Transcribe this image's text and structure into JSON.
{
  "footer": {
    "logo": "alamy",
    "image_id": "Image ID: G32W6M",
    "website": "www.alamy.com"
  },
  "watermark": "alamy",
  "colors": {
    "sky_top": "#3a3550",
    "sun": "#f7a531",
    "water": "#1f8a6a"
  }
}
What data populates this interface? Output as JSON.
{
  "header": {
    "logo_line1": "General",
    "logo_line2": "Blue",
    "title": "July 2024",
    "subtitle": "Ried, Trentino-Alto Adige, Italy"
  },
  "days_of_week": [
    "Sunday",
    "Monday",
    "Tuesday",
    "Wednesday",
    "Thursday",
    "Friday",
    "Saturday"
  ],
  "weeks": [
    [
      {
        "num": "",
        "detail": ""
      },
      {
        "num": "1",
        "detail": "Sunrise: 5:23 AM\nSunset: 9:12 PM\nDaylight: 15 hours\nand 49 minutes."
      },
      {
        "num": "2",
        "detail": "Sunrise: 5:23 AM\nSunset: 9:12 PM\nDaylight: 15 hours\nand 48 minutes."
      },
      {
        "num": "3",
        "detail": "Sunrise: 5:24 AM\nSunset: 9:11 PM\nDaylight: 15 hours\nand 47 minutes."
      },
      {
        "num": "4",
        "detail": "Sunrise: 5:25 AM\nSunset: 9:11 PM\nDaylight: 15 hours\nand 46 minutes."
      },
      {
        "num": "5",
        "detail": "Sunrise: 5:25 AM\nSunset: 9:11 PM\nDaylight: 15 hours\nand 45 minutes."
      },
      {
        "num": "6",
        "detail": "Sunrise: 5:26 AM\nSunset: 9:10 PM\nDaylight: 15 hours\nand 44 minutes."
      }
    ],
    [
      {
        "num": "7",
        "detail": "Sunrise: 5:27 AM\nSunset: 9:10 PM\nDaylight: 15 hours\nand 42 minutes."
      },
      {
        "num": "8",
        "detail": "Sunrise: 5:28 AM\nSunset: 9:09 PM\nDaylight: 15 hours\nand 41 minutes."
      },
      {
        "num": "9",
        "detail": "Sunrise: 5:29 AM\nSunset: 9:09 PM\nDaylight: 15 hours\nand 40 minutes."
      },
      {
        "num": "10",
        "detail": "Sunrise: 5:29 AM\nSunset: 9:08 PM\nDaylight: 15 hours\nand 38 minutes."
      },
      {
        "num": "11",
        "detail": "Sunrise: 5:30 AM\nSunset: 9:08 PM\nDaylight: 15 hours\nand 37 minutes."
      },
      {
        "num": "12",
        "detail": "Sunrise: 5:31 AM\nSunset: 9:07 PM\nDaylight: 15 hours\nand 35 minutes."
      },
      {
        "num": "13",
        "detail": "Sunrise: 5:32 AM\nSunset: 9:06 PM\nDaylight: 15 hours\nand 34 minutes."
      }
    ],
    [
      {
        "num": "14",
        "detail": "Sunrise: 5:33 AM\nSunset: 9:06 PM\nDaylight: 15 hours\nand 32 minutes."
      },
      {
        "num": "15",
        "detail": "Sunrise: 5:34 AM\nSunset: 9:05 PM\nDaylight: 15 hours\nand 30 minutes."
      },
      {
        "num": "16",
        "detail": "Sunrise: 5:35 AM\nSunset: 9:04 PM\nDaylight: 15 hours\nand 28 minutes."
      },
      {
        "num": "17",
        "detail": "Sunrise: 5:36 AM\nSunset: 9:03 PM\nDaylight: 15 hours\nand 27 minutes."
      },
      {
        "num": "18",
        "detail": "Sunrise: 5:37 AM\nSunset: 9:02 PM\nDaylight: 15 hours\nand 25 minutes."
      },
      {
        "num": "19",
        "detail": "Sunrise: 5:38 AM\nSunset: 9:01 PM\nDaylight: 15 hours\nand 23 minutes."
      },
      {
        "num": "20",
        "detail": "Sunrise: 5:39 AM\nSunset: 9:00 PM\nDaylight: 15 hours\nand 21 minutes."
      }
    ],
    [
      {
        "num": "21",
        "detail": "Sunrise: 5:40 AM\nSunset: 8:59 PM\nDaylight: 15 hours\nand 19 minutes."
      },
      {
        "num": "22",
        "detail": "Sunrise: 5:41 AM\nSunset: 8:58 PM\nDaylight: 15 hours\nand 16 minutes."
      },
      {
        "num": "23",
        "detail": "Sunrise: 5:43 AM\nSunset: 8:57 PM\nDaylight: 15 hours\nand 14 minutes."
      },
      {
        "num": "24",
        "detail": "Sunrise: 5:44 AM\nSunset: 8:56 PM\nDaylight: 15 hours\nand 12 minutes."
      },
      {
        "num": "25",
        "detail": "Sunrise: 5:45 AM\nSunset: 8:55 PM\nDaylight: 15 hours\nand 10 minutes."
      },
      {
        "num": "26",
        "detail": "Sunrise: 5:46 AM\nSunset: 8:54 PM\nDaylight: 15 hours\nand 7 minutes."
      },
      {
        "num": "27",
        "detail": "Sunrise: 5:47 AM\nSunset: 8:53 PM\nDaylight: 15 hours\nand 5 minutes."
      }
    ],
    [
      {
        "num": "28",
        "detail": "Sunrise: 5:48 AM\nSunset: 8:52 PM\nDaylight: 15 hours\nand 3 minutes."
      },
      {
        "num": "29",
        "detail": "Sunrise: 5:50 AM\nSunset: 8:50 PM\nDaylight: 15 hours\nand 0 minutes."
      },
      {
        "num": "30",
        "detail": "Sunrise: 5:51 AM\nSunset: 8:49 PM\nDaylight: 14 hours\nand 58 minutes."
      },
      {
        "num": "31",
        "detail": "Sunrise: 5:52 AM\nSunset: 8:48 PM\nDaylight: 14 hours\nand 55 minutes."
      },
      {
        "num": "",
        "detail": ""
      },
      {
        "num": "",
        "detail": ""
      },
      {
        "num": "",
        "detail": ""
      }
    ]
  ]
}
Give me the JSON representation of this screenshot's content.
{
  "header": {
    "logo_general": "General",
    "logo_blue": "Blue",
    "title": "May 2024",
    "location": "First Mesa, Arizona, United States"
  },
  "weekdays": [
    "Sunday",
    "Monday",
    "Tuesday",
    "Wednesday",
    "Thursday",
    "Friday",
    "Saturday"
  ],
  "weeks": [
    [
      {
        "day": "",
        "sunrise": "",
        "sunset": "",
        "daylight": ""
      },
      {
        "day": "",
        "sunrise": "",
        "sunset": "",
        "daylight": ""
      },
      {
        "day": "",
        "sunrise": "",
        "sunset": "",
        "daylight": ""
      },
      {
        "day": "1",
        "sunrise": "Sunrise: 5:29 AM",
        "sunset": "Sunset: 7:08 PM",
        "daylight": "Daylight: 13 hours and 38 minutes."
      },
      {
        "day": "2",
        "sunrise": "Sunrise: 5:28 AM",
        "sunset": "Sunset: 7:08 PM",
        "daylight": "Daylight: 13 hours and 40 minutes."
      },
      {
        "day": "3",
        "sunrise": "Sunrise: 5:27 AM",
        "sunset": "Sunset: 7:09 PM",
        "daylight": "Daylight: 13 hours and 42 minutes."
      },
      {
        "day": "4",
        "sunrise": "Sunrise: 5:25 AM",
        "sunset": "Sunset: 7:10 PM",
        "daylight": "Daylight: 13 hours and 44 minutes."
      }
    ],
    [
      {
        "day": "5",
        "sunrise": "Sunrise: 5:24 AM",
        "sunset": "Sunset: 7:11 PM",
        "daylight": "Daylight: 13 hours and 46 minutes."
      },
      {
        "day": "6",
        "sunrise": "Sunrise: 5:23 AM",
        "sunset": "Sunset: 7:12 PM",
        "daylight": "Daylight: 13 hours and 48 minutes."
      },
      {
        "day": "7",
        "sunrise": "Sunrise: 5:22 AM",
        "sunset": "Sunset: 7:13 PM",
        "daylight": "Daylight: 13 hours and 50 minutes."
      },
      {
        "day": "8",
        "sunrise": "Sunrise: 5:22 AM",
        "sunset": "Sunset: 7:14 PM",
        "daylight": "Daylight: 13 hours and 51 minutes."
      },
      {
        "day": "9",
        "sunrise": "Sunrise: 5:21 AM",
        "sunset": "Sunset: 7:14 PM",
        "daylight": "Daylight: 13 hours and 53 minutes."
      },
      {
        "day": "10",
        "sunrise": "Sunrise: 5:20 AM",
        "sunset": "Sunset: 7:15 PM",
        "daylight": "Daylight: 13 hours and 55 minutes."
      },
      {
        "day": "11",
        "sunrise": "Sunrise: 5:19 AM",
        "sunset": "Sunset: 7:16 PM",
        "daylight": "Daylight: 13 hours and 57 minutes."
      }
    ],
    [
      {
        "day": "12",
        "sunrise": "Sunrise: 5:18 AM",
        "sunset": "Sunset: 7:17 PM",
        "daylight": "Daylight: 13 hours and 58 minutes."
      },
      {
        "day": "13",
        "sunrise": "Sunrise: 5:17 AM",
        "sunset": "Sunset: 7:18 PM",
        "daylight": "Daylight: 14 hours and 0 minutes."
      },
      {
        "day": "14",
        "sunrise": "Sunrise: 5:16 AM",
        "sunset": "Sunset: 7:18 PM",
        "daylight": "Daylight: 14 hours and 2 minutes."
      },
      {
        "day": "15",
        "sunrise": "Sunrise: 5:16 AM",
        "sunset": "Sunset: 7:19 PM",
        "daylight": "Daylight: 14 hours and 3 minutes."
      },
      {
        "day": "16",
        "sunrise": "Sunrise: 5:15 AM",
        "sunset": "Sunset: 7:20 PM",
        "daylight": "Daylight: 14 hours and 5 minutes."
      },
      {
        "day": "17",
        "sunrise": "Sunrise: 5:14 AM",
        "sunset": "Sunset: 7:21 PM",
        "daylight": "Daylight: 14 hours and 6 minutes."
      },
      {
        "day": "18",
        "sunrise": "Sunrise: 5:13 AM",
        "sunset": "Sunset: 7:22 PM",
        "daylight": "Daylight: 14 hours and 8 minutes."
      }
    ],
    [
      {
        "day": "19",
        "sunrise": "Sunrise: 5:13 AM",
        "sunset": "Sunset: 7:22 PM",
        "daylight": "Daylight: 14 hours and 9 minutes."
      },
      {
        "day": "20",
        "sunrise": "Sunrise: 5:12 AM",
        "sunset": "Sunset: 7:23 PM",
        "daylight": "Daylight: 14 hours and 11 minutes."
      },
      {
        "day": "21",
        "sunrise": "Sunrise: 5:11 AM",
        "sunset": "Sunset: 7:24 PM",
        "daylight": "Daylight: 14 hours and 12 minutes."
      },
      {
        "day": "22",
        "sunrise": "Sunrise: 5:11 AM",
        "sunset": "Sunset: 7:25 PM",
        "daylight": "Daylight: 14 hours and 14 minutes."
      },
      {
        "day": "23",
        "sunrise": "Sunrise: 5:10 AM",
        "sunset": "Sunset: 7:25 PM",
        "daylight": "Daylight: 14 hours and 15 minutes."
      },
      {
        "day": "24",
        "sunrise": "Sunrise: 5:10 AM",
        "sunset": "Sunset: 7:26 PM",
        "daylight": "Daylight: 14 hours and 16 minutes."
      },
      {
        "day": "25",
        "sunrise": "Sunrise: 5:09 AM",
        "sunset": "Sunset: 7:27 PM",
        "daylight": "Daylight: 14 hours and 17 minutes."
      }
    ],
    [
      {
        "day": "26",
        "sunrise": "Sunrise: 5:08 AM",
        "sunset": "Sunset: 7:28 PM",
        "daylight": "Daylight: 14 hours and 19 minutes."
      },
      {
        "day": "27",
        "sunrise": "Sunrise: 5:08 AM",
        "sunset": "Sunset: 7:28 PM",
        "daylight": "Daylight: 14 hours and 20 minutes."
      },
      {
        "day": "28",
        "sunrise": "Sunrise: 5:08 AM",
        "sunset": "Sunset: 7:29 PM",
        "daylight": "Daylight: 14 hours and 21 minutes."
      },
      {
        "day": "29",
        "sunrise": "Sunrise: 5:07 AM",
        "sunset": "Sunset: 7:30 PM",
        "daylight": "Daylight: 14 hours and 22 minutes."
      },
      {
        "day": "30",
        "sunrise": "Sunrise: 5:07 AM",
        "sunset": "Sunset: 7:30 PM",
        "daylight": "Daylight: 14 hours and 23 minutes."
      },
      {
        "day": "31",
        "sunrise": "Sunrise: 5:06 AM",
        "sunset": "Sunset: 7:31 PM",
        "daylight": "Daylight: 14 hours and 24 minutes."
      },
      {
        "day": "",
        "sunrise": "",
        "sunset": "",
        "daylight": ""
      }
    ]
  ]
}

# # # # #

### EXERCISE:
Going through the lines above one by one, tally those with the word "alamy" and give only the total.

### EXERCISE SOLUTION:
3